## What you should do
Below are records; how many of their lines contain "Brandon"? Give the number and no other words.

## Records for this task
%%

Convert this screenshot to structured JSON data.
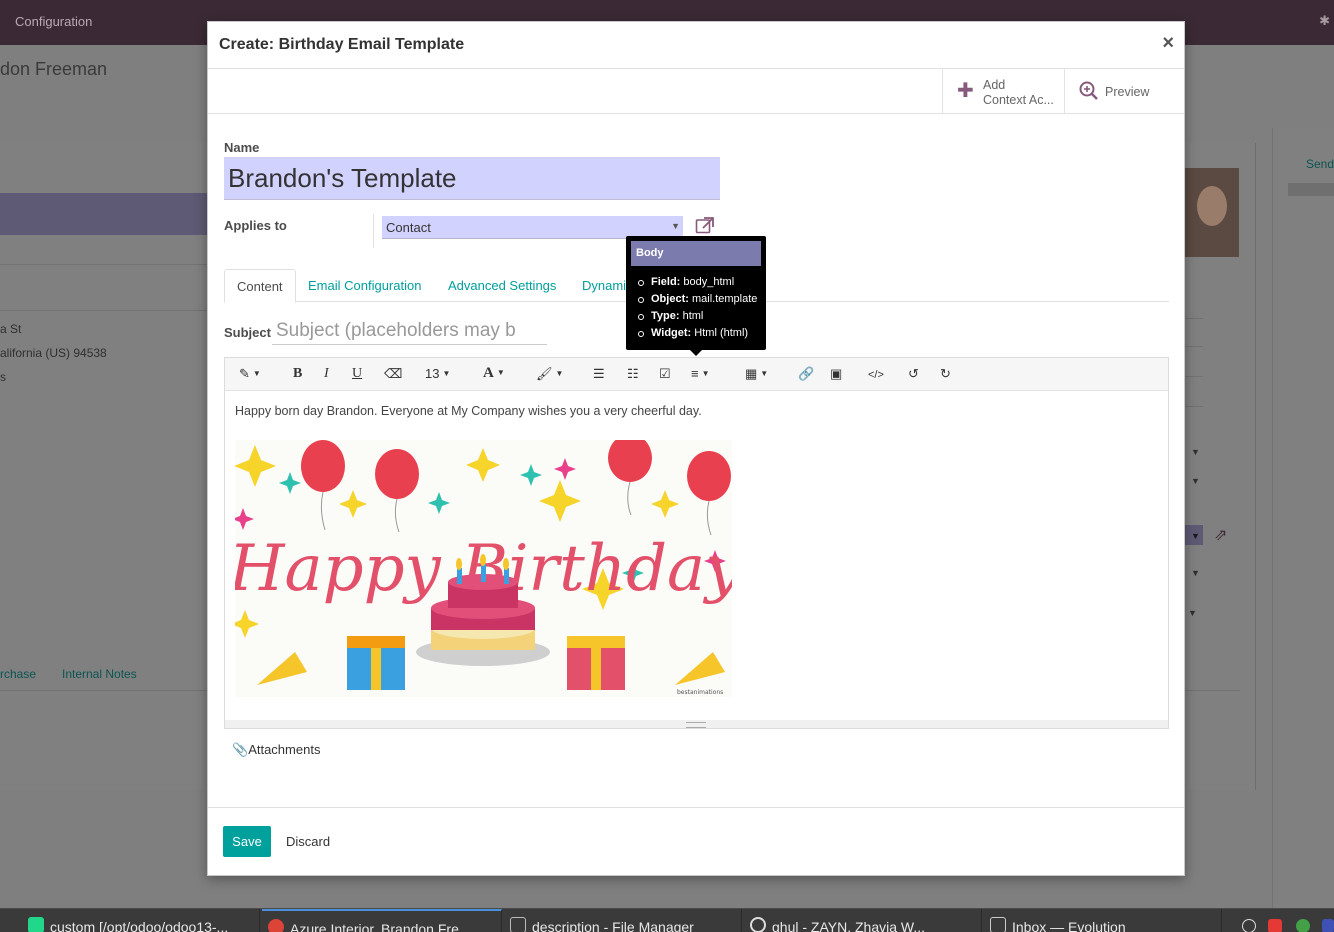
{
  "background": {
    "breadcrumb": "Configuration",
    "record_title": "don Freeman",
    "address_line1": "a St",
    "address_line2": "alifornia (US)   94538",
    "address_line3": "s",
    "tab_purchase": "rchase",
    "tab_internal_notes": "Internal Notes",
    "send_link": "Send"
  },
  "modal": {
    "title": "Create: Birthday Email Template",
    "close": "×",
    "buttons": {
      "add_context_line1": "Add",
      "add_context_line2": "Context Ac...",
      "preview": "Preview"
    },
    "name_label": "Name",
    "name_value": "Brandon's Template",
    "applies_to_label": "Applies to",
    "applies_to_value": "Contact",
    "tabs": [
      "Content",
      "Email Configuration",
      "Advanced Settings",
      "Dynami"
    ],
    "subject_label": "Subject",
    "subject_placeholder": "Subject (placeholders may b",
    "toolbar": {
      "font_size": "13"
    },
    "body_text": "Happy born day Brandon. Everyone at My Company wishes you a very cheerful day.",
    "image_text": {
      "headline": "Happy Birthday",
      "credit": "bestanimations"
    },
    "attachments": "Attachments",
    "save": "Save",
    "discard": "Discard"
  },
  "tooltip": {
    "title": "Body",
    "field_label": "Field:",
    "field_value": "body_html",
    "object_label": "Object:",
    "object_value": "mail.template",
    "type_label": "Type:",
    "type_value": "html",
    "widget_label": "Widget:",
    "widget_value": "Html (html)"
  },
  "taskbar": [
    "custom [/opt/odoo/odoo13-...",
    "Azure Interior, Brandon Fre...",
    "description - File Manager",
    "ghul - ZAYN, Zhavia W...",
    "Inbox — Evolution"
  ],
  "colors": {
    "primary": "#00a09d",
    "brand": "#875a7b",
    "input_bg": "#d2d2ff",
    "tooltip_header": "#7c7bad"
  }
}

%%

## Expected answer
3